- Task objective -
Going through the lines below, tally those that include "JSON", and give only the number.

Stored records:
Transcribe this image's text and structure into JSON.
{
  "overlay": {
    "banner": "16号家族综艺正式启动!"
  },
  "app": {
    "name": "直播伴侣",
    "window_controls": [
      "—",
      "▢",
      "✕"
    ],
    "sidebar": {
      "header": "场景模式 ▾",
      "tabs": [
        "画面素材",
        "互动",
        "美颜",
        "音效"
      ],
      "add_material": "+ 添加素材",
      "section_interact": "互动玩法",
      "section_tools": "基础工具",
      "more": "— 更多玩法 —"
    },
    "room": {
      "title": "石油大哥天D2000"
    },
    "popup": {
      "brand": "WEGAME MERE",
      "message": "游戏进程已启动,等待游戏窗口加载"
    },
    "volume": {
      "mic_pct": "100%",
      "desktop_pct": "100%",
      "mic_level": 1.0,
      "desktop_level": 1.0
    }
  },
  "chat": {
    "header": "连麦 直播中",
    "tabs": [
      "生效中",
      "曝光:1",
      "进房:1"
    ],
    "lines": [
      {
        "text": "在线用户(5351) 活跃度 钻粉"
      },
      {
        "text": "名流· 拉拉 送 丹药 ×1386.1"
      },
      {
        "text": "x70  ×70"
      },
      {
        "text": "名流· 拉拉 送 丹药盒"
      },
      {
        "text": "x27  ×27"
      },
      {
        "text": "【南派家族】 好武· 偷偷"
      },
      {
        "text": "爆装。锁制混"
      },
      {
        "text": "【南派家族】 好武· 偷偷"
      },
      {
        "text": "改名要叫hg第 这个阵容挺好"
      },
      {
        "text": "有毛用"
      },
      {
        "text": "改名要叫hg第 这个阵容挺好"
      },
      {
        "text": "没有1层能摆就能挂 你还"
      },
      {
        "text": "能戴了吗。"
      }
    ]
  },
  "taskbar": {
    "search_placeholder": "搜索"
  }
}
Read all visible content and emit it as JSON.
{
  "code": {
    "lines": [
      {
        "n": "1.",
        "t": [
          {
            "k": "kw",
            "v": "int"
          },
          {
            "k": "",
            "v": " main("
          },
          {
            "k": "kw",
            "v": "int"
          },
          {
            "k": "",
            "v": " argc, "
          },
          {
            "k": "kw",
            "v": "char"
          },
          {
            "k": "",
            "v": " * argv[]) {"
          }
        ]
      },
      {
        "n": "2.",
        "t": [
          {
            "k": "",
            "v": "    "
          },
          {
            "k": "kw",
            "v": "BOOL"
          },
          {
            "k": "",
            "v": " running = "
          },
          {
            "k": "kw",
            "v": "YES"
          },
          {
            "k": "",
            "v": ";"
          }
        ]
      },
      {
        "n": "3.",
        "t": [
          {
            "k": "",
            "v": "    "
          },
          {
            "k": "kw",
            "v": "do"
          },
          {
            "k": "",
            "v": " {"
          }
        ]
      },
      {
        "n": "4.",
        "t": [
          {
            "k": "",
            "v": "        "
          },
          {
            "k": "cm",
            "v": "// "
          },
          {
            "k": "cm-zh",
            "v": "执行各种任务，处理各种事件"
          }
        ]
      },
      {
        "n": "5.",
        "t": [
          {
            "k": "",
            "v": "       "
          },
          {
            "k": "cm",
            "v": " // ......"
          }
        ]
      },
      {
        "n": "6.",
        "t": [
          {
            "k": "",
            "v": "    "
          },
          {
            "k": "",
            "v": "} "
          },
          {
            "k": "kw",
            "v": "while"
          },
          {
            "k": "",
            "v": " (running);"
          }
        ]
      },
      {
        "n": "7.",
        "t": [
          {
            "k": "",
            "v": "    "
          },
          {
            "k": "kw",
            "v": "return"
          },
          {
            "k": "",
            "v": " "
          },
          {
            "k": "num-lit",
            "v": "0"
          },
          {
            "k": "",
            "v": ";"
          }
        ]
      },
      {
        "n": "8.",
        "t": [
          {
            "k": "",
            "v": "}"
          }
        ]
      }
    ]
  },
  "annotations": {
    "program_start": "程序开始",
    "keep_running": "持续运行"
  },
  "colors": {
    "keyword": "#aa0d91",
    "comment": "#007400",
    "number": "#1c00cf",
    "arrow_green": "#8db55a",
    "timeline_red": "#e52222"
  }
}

- Response box -
2